- Make cash purchases only. This is very simple – if you don’t have the money to pay for something with cash, then don’t buy it. Think about it this way, your goal is to build up your savings account, so why counteract that with running up your credit card bill?
- Cut out all unnecessary spending. This is where your will power comes in. You must weigh each purchase you make against your need to build up a savings account. Which is better, the Venti Vanilla Latte, or the money in savings? It requires you becoming very aware of every penny you spend and deciding if it is a necessity, or a luxury. For more on this read A Frugal State of Mind.

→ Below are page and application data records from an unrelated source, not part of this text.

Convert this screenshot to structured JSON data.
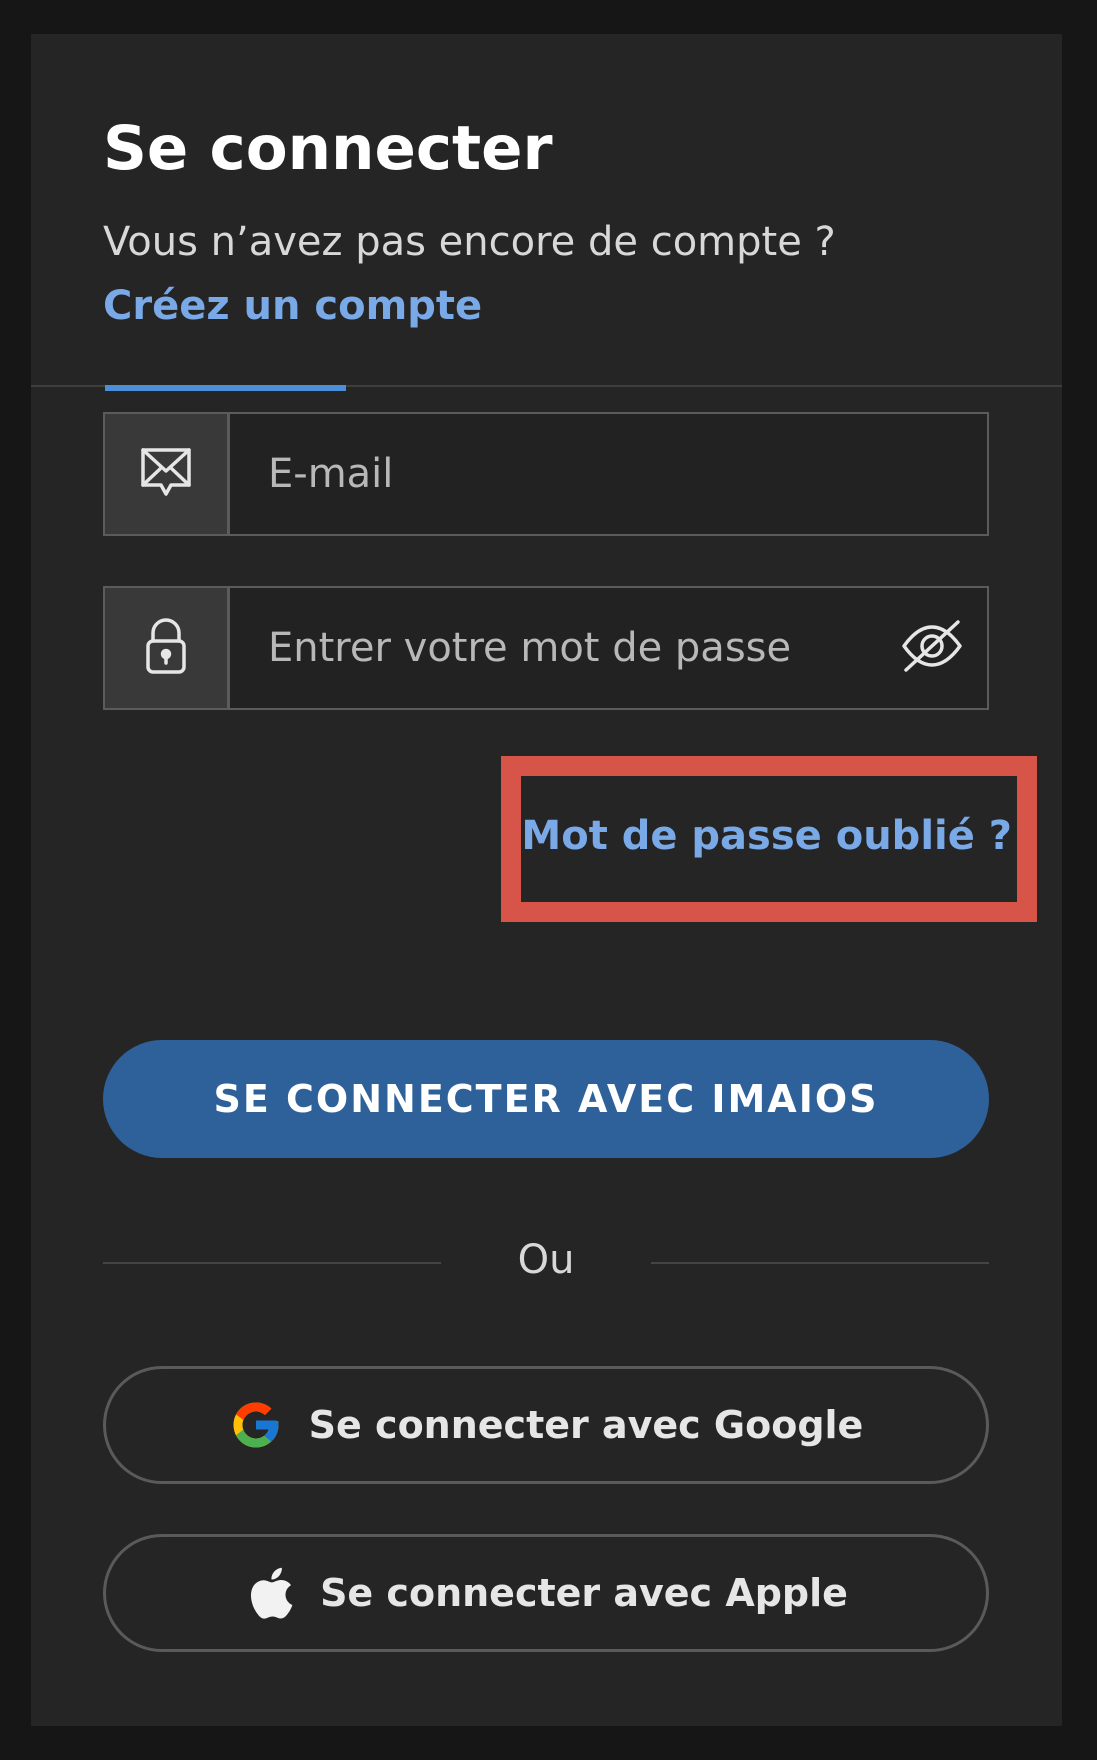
{
  "header": {
    "title": "Se connecter",
    "subtitle_prefix": "Vous n’avez pas encore de compte ? ",
    "create_account_link": "Créez un compte"
  },
  "form": {
    "email": {
      "placeholder": "E-mail",
      "value": "",
      "icon": "envelope-icon"
    },
    "password": {
      "placeholder": "Entrer votre mot de passe",
      "value": "",
      "icon": "lock-icon",
      "toggle_icon": "eye-slash-icon"
    },
    "forgot_password_link": "Mot de passe oublié ?",
    "submit_label": "SE CONNECTER AVEC IMAIOS"
  },
  "divider": {
    "label": "Ou"
  },
  "social": {
    "google_label": "Se connecter avec Google",
    "apple_label": "Se connecter avec Apple",
    "google_icon": "google-logo-icon",
    "apple_icon": "apple-logo-icon"
  },
  "colors": {
    "background": "#161616",
    "panel": "#252525",
    "link": "#7aa9e8",
    "primary_button": "#2e6199",
    "highlight_box": "#d65548",
    "required_dot": "#e8332c"
  }
}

- Increase deductibles. This is a very personal decision and one that needs to be given a lot of consideration. By increasing the deductibles on your medical insurance, car insurance, and home insurance, your monthly payment will decrease.
- Save around the house. The little things we do can add up and make big differences! For good ideas on little ways you can save money, read 101 Ways to Save Today, 4 Expert Tips to Save on Air Conditioning, and 20 Tips for Reusing Items.
Step Three: Bring in extra money
- Lower your deductions. Update your W-4 and lower your deductions so that less money will be taken out of each paycheck. It is a good idea to consult with an accountant before making the change because if you lower your deductions too much you will end up owing money at the end of the year. There is nothing better than getting your refund check each year, but let’s be real. How many of us put that money into savings? Set up your deductions so you come out even at the end of the year; you don’t owe money, but you don’t get a refund either. After you change your deductions, faithfully put the extra money you get each pay day into your savings account.
- Have a yard sale. This is a fast and easy way to make extra money. For tips on making money at yard sales, read Yard Sale Ideas, and How to Make $1000.00 at Your Next Yard Sale.
- Sell on eBay. More than likely you will make more money if you sell on eBay than if you have a yard sale, but selling on eBay is more work. The nice thing about selling on eBay is getting paid with Paypal. Think of your Paypal account as a savings account and don’t touch the money in there. When you are done selling on eBay, transfer the money from your Paypal account into your bank account. You can then transfer it into your savings account.
- Take on extra work. See if you can get more hours at work, or even take on a second job. See our Work at Home section for our ever-growing list of ideas.
Set aside any anxiety you may have by your lack of a savings account, and do whatever it takes to build it up. Remember, it is only temporary – once you have your emergency savings in place you can go back to your old way of spending. Or maybe you’ll find that frugal living isn’t so bad after all!
What thoughts do you have, or ideas for building your savings account? I’d love to hear them in the comments!